As mentioned above, access points can be ceiling-mounted or wall-mounted. They can also be mounted on vehicles for roaming use. Alternately, some of the devices will likely be in an employee’s pocket or strapped to their body. Building the right network means looking at all these options and creating a comprehensively engineered system that utilizes the strengths of each of these approaches.
5. Is there shelving, and how high are the shelves?
Some of the best warehouse wireless deployments benefit from an open plan of some kind. That is if racks and shelves are close-fitting and highly stocked with inventory, having a gap between their top and the ceiling allows for specific access point mounts that get around these kinds of challenges.
6. What type of materials occupies the shelves?

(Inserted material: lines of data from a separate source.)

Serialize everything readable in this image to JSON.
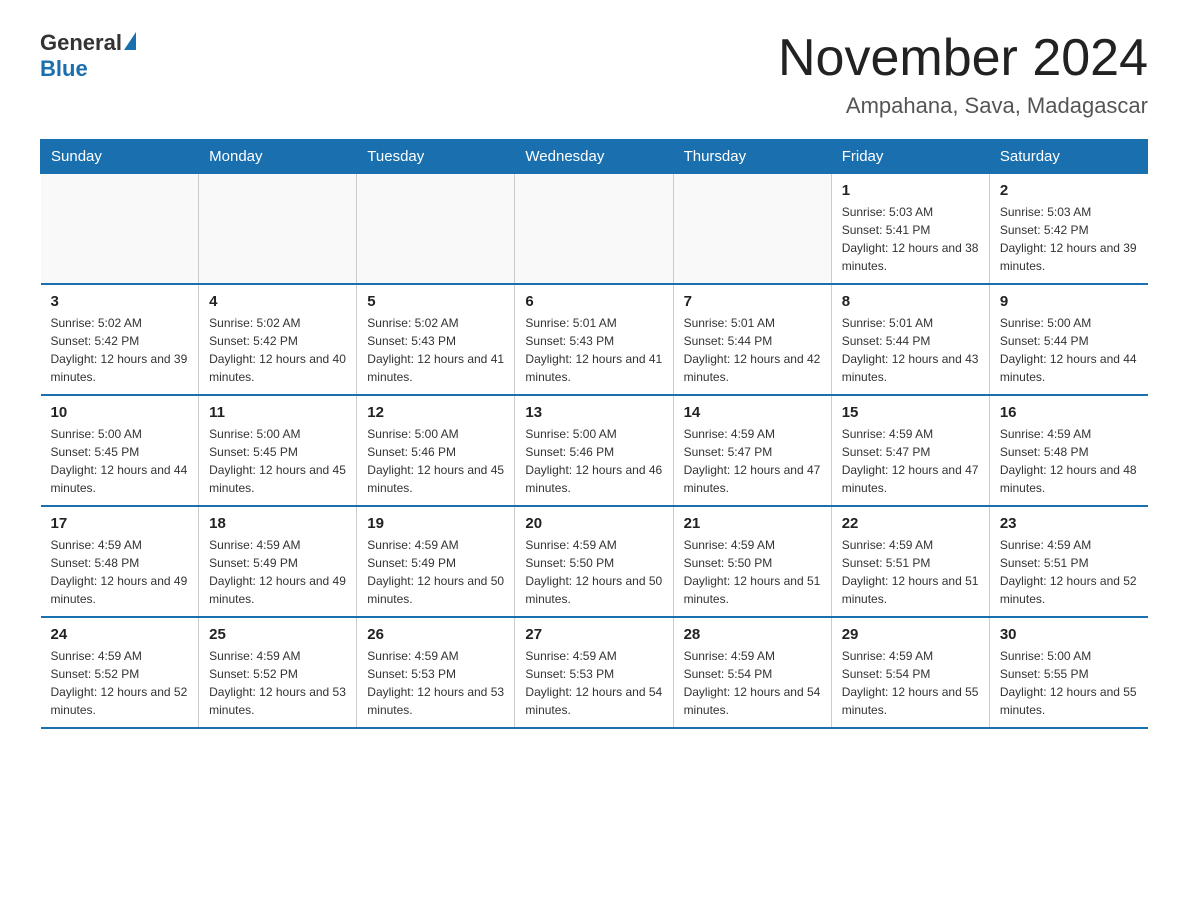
{
  "header": {
    "logo_general": "General",
    "logo_blue": "Blue",
    "month_title": "November 2024",
    "location": "Ampahana, Sava, Madagascar"
  },
  "weekdays": [
    "Sunday",
    "Monday",
    "Tuesday",
    "Wednesday",
    "Thursday",
    "Friday",
    "Saturday"
  ],
  "weeks": [
    [
      {
        "day": "",
        "sunrise": "",
        "sunset": "",
        "daylight": ""
      },
      {
        "day": "",
        "sunrise": "",
        "sunset": "",
        "daylight": ""
      },
      {
        "day": "",
        "sunrise": "",
        "sunset": "",
        "daylight": ""
      },
      {
        "day": "",
        "sunrise": "",
        "sunset": "",
        "daylight": ""
      },
      {
        "day": "",
        "sunrise": "",
        "sunset": "",
        "daylight": ""
      },
      {
        "day": "1",
        "sunrise": "Sunrise: 5:03 AM",
        "sunset": "Sunset: 5:41 PM",
        "daylight": "Daylight: 12 hours and 38 minutes."
      },
      {
        "day": "2",
        "sunrise": "Sunrise: 5:03 AM",
        "sunset": "Sunset: 5:42 PM",
        "daylight": "Daylight: 12 hours and 39 minutes."
      }
    ],
    [
      {
        "day": "3",
        "sunrise": "Sunrise: 5:02 AM",
        "sunset": "Sunset: 5:42 PM",
        "daylight": "Daylight: 12 hours and 39 minutes."
      },
      {
        "day": "4",
        "sunrise": "Sunrise: 5:02 AM",
        "sunset": "Sunset: 5:42 PM",
        "daylight": "Daylight: 12 hours and 40 minutes."
      },
      {
        "day": "5",
        "sunrise": "Sunrise: 5:02 AM",
        "sunset": "Sunset: 5:43 PM",
        "daylight": "Daylight: 12 hours and 41 minutes."
      },
      {
        "day": "6",
        "sunrise": "Sunrise: 5:01 AM",
        "sunset": "Sunset: 5:43 PM",
        "daylight": "Daylight: 12 hours and 41 minutes."
      },
      {
        "day": "7",
        "sunrise": "Sunrise: 5:01 AM",
        "sunset": "Sunset: 5:44 PM",
        "daylight": "Daylight: 12 hours and 42 minutes."
      },
      {
        "day": "8",
        "sunrise": "Sunrise: 5:01 AM",
        "sunset": "Sunset: 5:44 PM",
        "daylight": "Daylight: 12 hours and 43 minutes."
      },
      {
        "day": "9",
        "sunrise": "Sunrise: 5:00 AM",
        "sunset": "Sunset: 5:44 PM",
        "daylight": "Daylight: 12 hours and 44 minutes."
      }
    ],
    [
      {
        "day": "10",
        "sunrise": "Sunrise: 5:00 AM",
        "sunset": "Sunset: 5:45 PM",
        "daylight": "Daylight: 12 hours and 44 minutes."
      },
      {
        "day": "11",
        "sunrise": "Sunrise: 5:00 AM",
        "sunset": "Sunset: 5:45 PM",
        "daylight": "Daylight: 12 hours and 45 minutes."
      },
      {
        "day": "12",
        "sunrise": "Sunrise: 5:00 AM",
        "sunset": "Sunset: 5:46 PM",
        "daylight": "Daylight: 12 hours and 45 minutes."
      },
      {
        "day": "13",
        "sunrise": "Sunrise: 5:00 AM",
        "sunset": "Sunset: 5:46 PM",
        "daylight": "Daylight: 12 hours and 46 minutes."
      },
      {
        "day": "14",
        "sunrise": "Sunrise: 4:59 AM",
        "sunset": "Sunset: 5:47 PM",
        "daylight": "Daylight: 12 hours and 47 minutes."
      },
      {
        "day": "15",
        "sunrise": "Sunrise: 4:59 AM",
        "sunset": "Sunset: 5:47 PM",
        "daylight": "Daylight: 12 hours and 47 minutes."
      },
      {
        "day": "16",
        "sunrise": "Sunrise: 4:59 AM",
        "sunset": "Sunset: 5:48 PM",
        "daylight": "Daylight: 12 hours and 48 minutes."
      }
    ],
    [
      {
        "day": "17",
        "sunrise": "Sunrise: 4:59 AM",
        "sunset": "Sunset: 5:48 PM",
        "daylight": "Daylight: 12 hours and 49 minutes."
      },
      {
        "day": "18",
        "sunrise": "Sunrise: 4:59 AM",
        "sunset": "Sunset: 5:49 PM",
        "daylight": "Daylight: 12 hours and 49 minutes."
      },
      {
        "day": "19",
        "sunrise": "Sunrise: 4:59 AM",
        "sunset": "Sunset: 5:49 PM",
        "daylight": "Daylight: 12 hours and 50 minutes."
      },
      {
        "day": "20",
        "sunrise": "Sunrise: 4:59 AM",
        "sunset": "Sunset: 5:50 PM",
        "daylight": "Daylight: 12 hours and 50 minutes."
      },
      {
        "day": "21",
        "sunrise": "Sunrise: 4:59 AM",
        "sunset": "Sunset: 5:50 PM",
        "daylight": "Daylight: 12 hours and 51 minutes."
      },
      {
        "day": "22",
        "sunrise": "Sunrise: 4:59 AM",
        "sunset": "Sunset: 5:51 PM",
        "daylight": "Daylight: 12 hours and 51 minutes."
      },
      {
        "day": "23",
        "sunrise": "Sunrise: 4:59 AM",
        "sunset": "Sunset: 5:51 PM",
        "daylight": "Daylight: 12 hours and 52 minutes."
      }
    ],
    [
      {
        "day": "24",
        "sunrise": "Sunrise: 4:59 AM",
        "sunset": "Sunset: 5:52 PM",
        "daylight": "Daylight: 12 hours and 52 minutes."
      },
      {
        "day": "25",
        "sunrise": "Sunrise: 4:59 AM",
        "sunset": "Sunset: 5:52 PM",
        "daylight": "Daylight: 12 hours and 53 minutes."
      },
      {
        "day": "26",
        "sunrise": "Sunrise: 4:59 AM",
        "sunset": "Sunset: 5:53 PM",
        "daylight": "Daylight: 12 hours and 53 minutes."
      },
      {
        "day": "27",
        "sunrise": "Sunrise: 4:59 AM",
        "sunset": "Sunset: 5:53 PM",
        "daylight": "Daylight: 12 hours and 54 minutes."
      },
      {
        "day": "28",
        "sunrise": "Sunrise: 4:59 AM",
        "sunset": "Sunset: 5:54 PM",
        "daylight": "Daylight: 12 hours and 54 minutes."
      },
      {
        "day": "29",
        "sunrise": "Sunrise: 4:59 AM",
        "sunset": "Sunset: 5:54 PM",
        "daylight": "Daylight: 12 hours and 55 minutes."
      },
      {
        "day": "30",
        "sunrise": "Sunrise: 5:00 AM",
        "sunset": "Sunset: 5:55 PM",
        "daylight": "Daylight: 12 hours and 55 minutes."
      }
    ]
  ]
}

Here, too, engineers will have to look at what’s typically in the building, because as inventory sits on the shelf, it creates its own RF blocking and interference with signals. As mentioned, aluminum is one type of material that will baffle RF signals for devices. In general, light paper goods are more conductive than jars or vats of liquid that can be opaque, especially when stacked close together.
7. What type of devices connect to the wireless?
Some wireless devices are more agile than others. Experts want to look out for single in single out (SISO) devices, and devices with limited power to send and receive signals in multiple directions. Other MIMO devices are often preferable because of their enhanced power and versatility.
8.Are these devices stationary or mobile?
Going back to that question of whether devices will be vehicle-mounted or carried by employees, having stationary or roving devices makes sense according to a particular warehouse plan. For instance, if devices are supposed to be clustering around a picking module, and then moving toward other parts of the building, engineers will be planning around this type of roving model. Where devices are stationary, this may require ‘deadhead’ trips on the part of workers that can challenge efficiencies.
9. Does your wireless solution include tools to monitor RF and channel interference?
As with any kind of network process, observation and monitoring can be valuable. Having specific RF and channel evaluation technologies can show where problems exist and help provide clues on how to solve them.
10. Can I pinpoint RF problems and report on user experience?
This piggybacks on the last issue, which was around reporting and visibility. Being able to access the right data visualization is important in this kind of project, too. The extent to which designs build-in tools for end-user processes determines how agile the systems are, and how easily they can pivot if they need to be improved in some way.
With all these top considerations in mind, your business can excel in modernizing the art of warehouse work. Another key best practice is to periodically perform an annual predictive wireless survey. If you would like to perform a survey or have questions about anything mentioned in this post, please reach out to us using the form below.